# RECORD EXTRACTS:
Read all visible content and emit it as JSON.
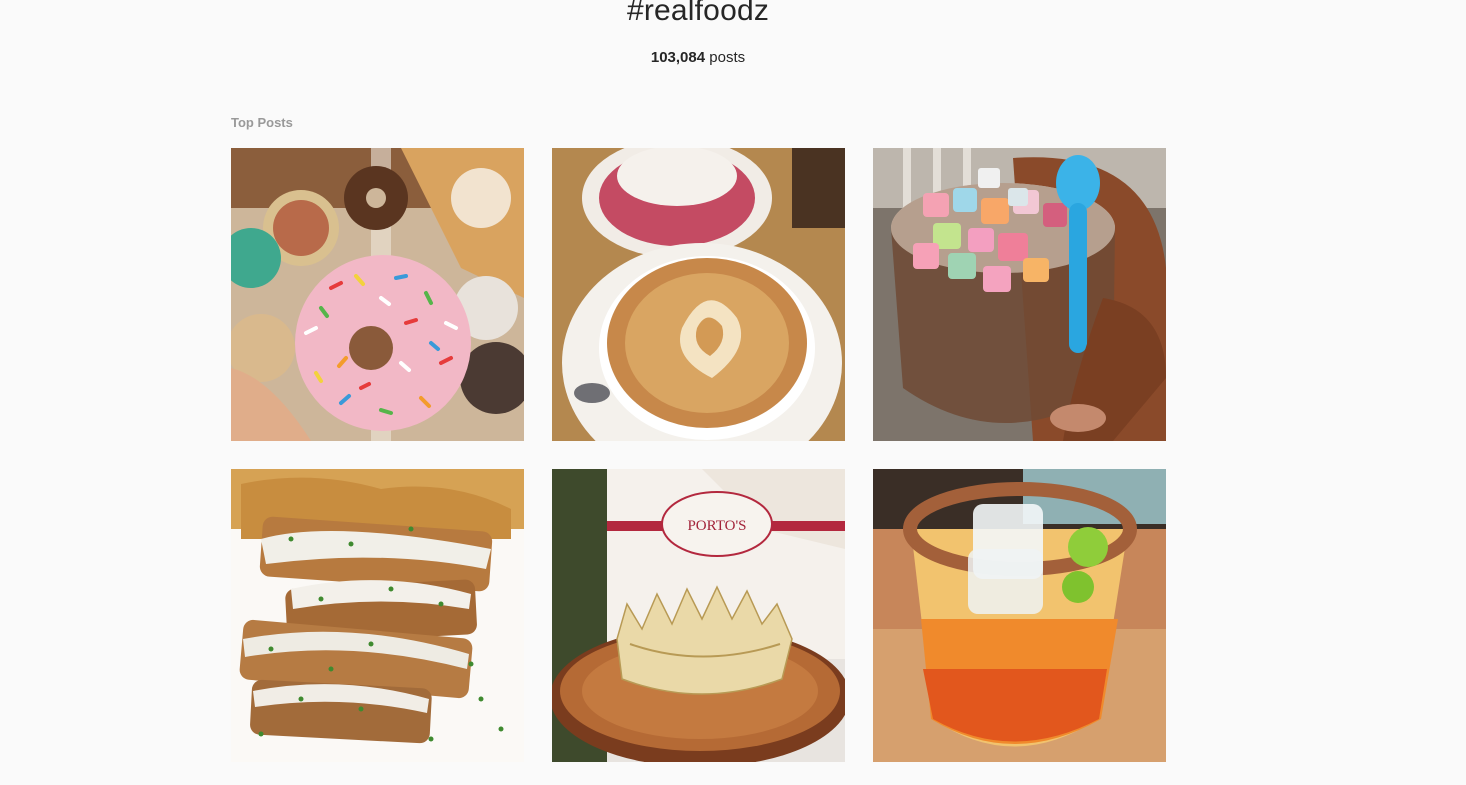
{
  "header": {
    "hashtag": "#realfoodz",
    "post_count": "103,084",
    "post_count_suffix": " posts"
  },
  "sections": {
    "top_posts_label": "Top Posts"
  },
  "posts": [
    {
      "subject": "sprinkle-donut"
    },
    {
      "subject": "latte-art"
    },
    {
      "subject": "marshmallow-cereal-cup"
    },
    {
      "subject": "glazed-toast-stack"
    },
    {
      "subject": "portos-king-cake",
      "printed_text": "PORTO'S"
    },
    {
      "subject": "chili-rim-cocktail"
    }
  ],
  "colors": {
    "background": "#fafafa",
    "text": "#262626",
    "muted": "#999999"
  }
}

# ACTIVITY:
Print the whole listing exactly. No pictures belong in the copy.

# WRITTEN SOLUTION:
Read all visible content and emit it as JSON.
{
  "header": {
    "hashtag": "#realfoodz",
    "post_count": "103,084",
    "post_count_suffix": " posts"
  },
  "sections": {
    "top_posts_label": "Top Posts"
  },
  "posts": [
    {
      "subject": "sprinkle-donut"
    },
    {
      "subject": "latte-art"
    },
    {
      "subject": "marshmallow-cereal-cup"
    },
    {
      "subject": "glazed-toast-stack"
    },
    {
      "subject": "portos-king-cake",
      "printed_text": "PORTO'S"
    },
    {
      "subject": "chili-rim-cocktail"
    }
  ],
  "colors": {
    "background": "#fafafa",
    "text": "#262626",
    "muted": "#999999"
  }
}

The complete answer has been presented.